By the numbers
The phrase “burnout” has been buzzing all through the business for some time now, inserted into conversations about the long run of work, organization lifestyle and the so-named Great Resignation. While there’s no age restrict to burnout, Gen Z is reportedly the era which is bucking the craze, pushing for far better perform-lifestyle balance. According to new research from Show, a marketing and advertising and communications company, most Gen Zers report thoughts of actual physical and emotional indications due to stress. More results from the report underneath:
- 77% of Gen Z expect to perform tougher than previous generations
- 38% of Gen Z workforce feel function-lifetime balance is vital (vs. 47% of millennials)
- 58% of Gen Z want to start out their have business. 14% already individual their possess business.
Quote of the week
“People are shy to employ the service of more youthful, fresher expertise simply because they don’t have the identical experience, but what you’re missing out on is the mould-means. When expertise doesn’t have these procedures built into their minds, you can mold them up.”

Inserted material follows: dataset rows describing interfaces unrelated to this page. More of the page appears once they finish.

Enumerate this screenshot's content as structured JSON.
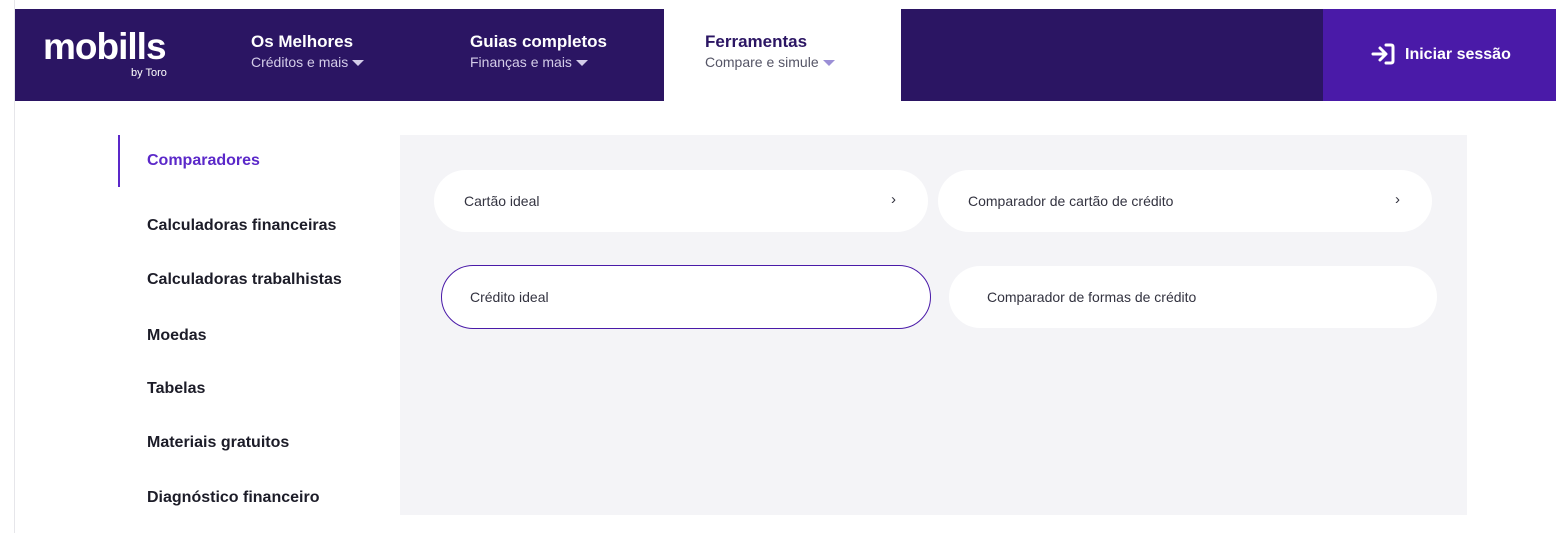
{
  "header": {
    "logo": {
      "main": "mobills",
      "sub": "by Toro"
    },
    "nav": [
      {
        "title": "Os Melhores",
        "subtitle": "Créditos e mais"
      },
      {
        "title": "Guias completos",
        "subtitle": "Finanças e mais"
      },
      {
        "title": "Ferramentas",
        "subtitle": "Compare e simule"
      }
    ],
    "login_label": "Iniciar sessão"
  },
  "sidebar": {
    "items": [
      {
        "label": "Comparadores"
      },
      {
        "label": "Calculadoras financeiras"
      },
      {
        "label": "Calculadoras trabalhistas"
      },
      {
        "label": "Moedas"
      },
      {
        "label": "Tabelas"
      },
      {
        "label": "Materiais gratuitos"
      },
      {
        "label": "Diagnóstico financeiro"
      }
    ]
  },
  "tools": [
    {
      "label": "Cartão ideal",
      "chevron": "›"
    },
    {
      "label": "Comparador de cartão de crédito",
      "chevron": "›"
    },
    {
      "label": "Crédito ideal"
    },
    {
      "label": "Comparador de formas de crédito"
    }
  ],
  "colors": {
    "nav_bg": "#2b1563",
    "login_bg": "#4a1aa8",
    "accent": "#5b28c9",
    "panel_bg": "#f4f4f7"
  }
}
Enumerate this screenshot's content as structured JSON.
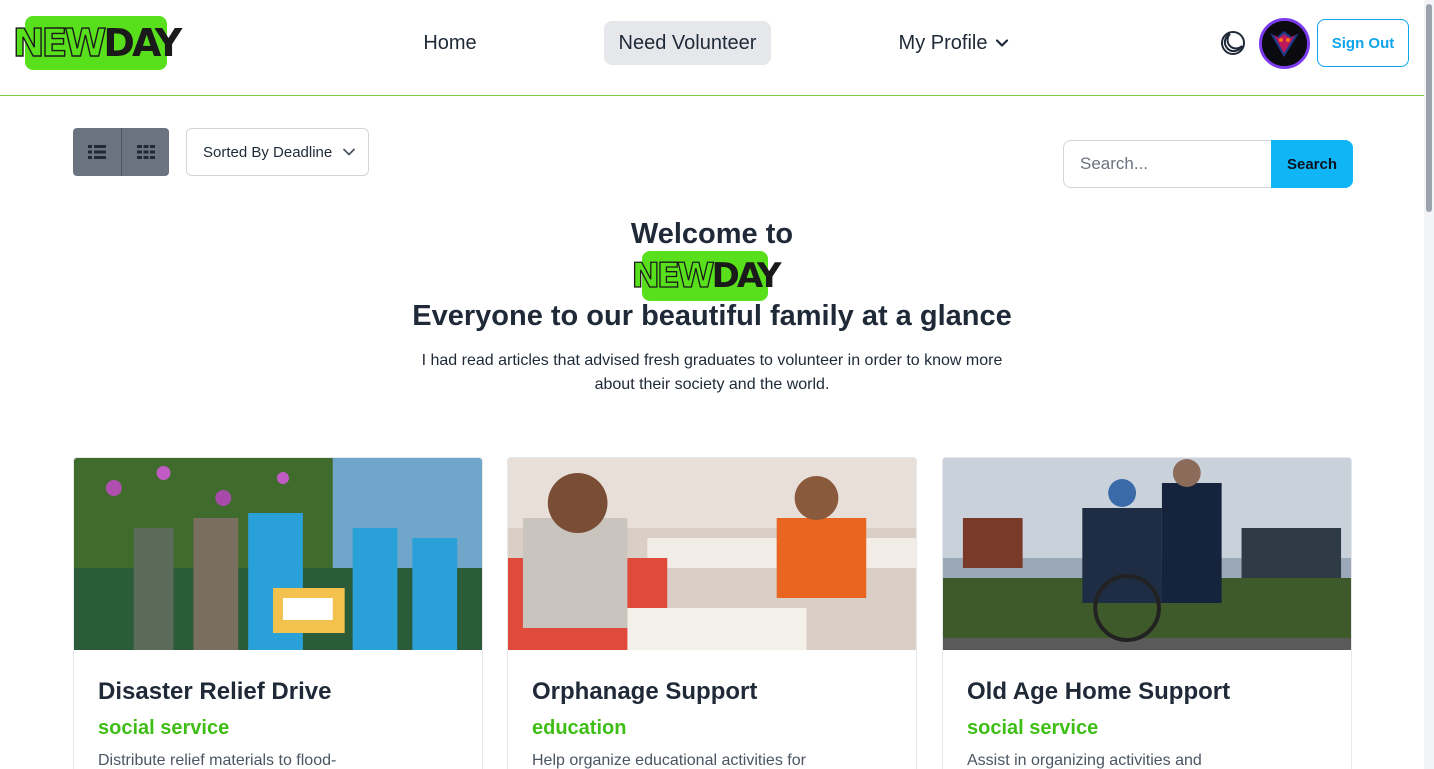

— Programmatic executive on the struggle to seek the services of young, inexperienced talent, overhead in the course of the Digiday Programmatic Internet marketing Summit
What we have lined
- It is Apple, not provide chain woes, that on the web advertising companies seemed most anxious by going into the dwelling extend of 2021.
- The fifth ComplexCon showcased several of the hallmarks of its pre-pandemic incarnations, and even the COVID-linked improvements did not diminish the event’s charm for attendees, as documented in a movie made by Digiday.
- As additional and extra brands flock to TikTok, unorthodox makes, in unique, say they’re locating success in specialized niche communities.